And “The Pandorica Opens/The Big Bang” is my favorite Doctor Who episode ever: a genuine and brutal threat, Amy and Rory’s own love story hitting an incredible high, the Doctor and River’s relationship intensifying, the Doctor in various hats taking on all his foes, and, in the final minutes, the 11th Doctor’s monologue which explains why people love Doctor Who better than I ever can…because it’s a story which is memorable, magical, and will be remembered long after it ends.
Season 32 started off just as strong, with Moffat’s thrill-ride “The Impossible Astronaut/Day of the Moon” and Neil Gaiman’s whimsical “The Doctor’s Wife,” but the duration was taken up with a bleakly depressing story concerning the Doctor’s death, Amy and Rory losing their baby, and situations designed to rip people apart in every sense.

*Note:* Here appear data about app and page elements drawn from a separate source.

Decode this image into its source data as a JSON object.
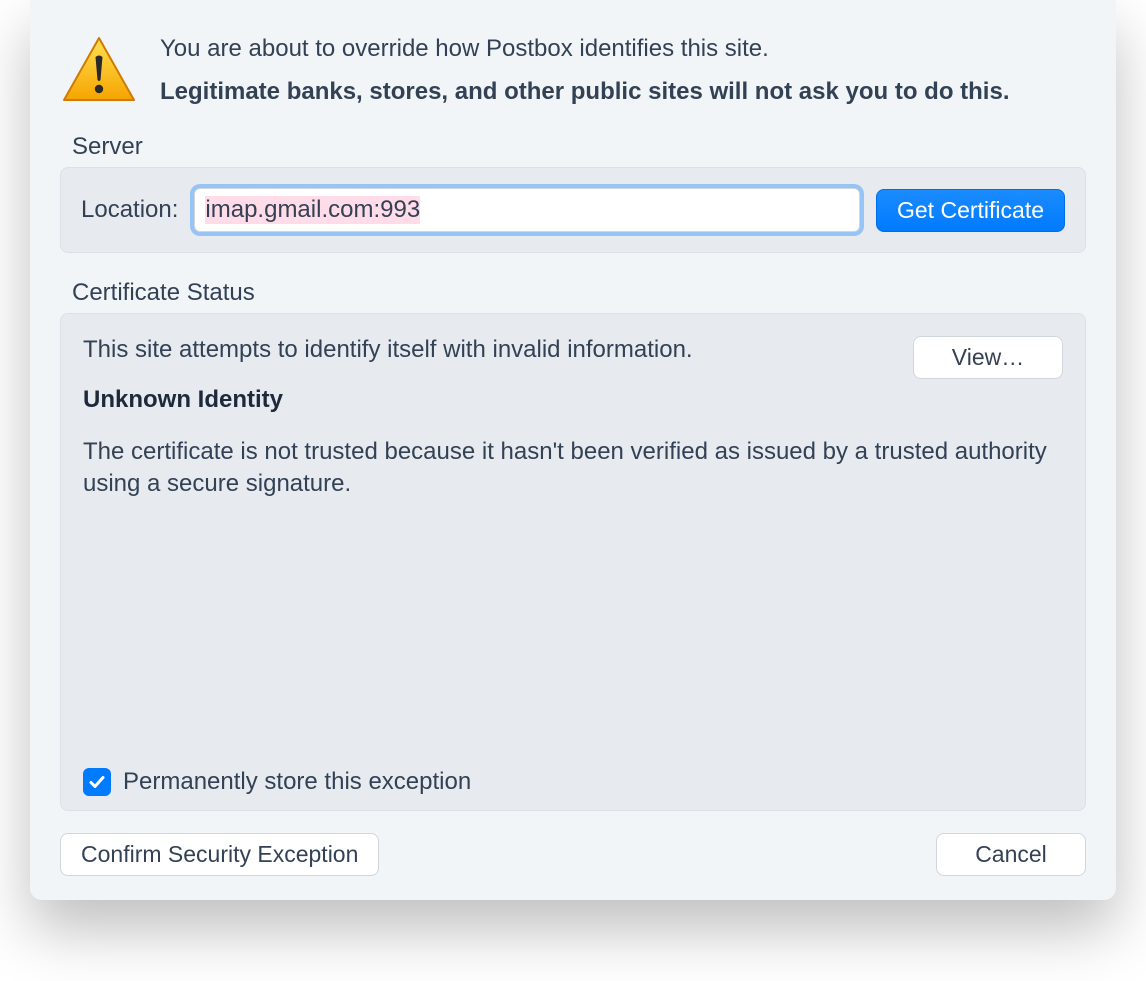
{
  "header": {
    "line1": "You are about to override how Postbox identifies this site.",
    "line2": "Legitimate banks, stores, and other public sites will not ask you to do this."
  },
  "server": {
    "group_label": "Server",
    "location_label": "Location:",
    "location_value": "imap.gmail.com:993",
    "get_cert_button": "Get Certificate"
  },
  "certificate_status": {
    "group_label": "Certificate Status",
    "view_button": "View…",
    "intro": "This site attempts to identify itself with invalid information.",
    "identity_title": "Unknown Identity",
    "description": "The certificate is not trusted because it hasn't been verified as issued by a trusted authority using a secure signature.",
    "permanent_checkbox_label": "Permanently store this exception",
    "permanent_checked": true
  },
  "footer": {
    "confirm_button": "Confirm Security Exception",
    "cancel_button": "Cancel"
  }
}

It wasn’t bad, but it was very reminiscent of the best American sci-fi of the past two decades, shows like Buffy the Vampire Slayer and Lost which mingled wit, smarts, and psychological trauma, pushed their story arcs to the brink, and found rather pat endings. I found it hard to finish Season 32 because besides the mental stress of the constant terror, it felt strained, Moffat and his writers forcing this depressing plot and mood on us. I don’t know why they felt Doctor Who needed to be like every other science-fiction or fantasy show…it may have been the sudden recognition that this show was now an international sensation…but they turned it into something you could pick up on the CW, pretty gloom and doom. That’s not Doctor Who.
But Season 33 has seemed to be a conscious choice to move away from that. Except for a recurring motif of flickering lightbulbs (small, yes, but remember what he did with a crack in the wall?) Moffat is telling elaborate but stand-alone stories reminiscent of the rollicking 60s and 70s with new menaces and new over-the-top supporting players every week, and while the Ponds are gone, “Asylum” gave a special teaser of Matt Smith and Jenna-Louise Coleman’s chemistry as two razor-edged wits in the same manner Tennant and Tate were, which is an exciting prospect.
The Doctor describes time in “Blink” as “wibbly-wobbly, timey-wimey,” non-linear and crazy and never predictable. I’ve found that trying to describe Doctor Who to people, as in this essay, is much the same way…there is SO MUCH to cover and so much to be passionate about that it defeats the linear and you get swept up in everything you want to say and feel.
Because for a sci-fi show, Doctor Who is all too down-to-earth. It celebrates humanity, the wonders we can feel, the emotions which make us delighted and sad beyond measure, and celebrates intelligence and union. Once you’ve caught the feeling, it’s hard not to love it.
And theoretically, it could never end.
I hope it doesn’t.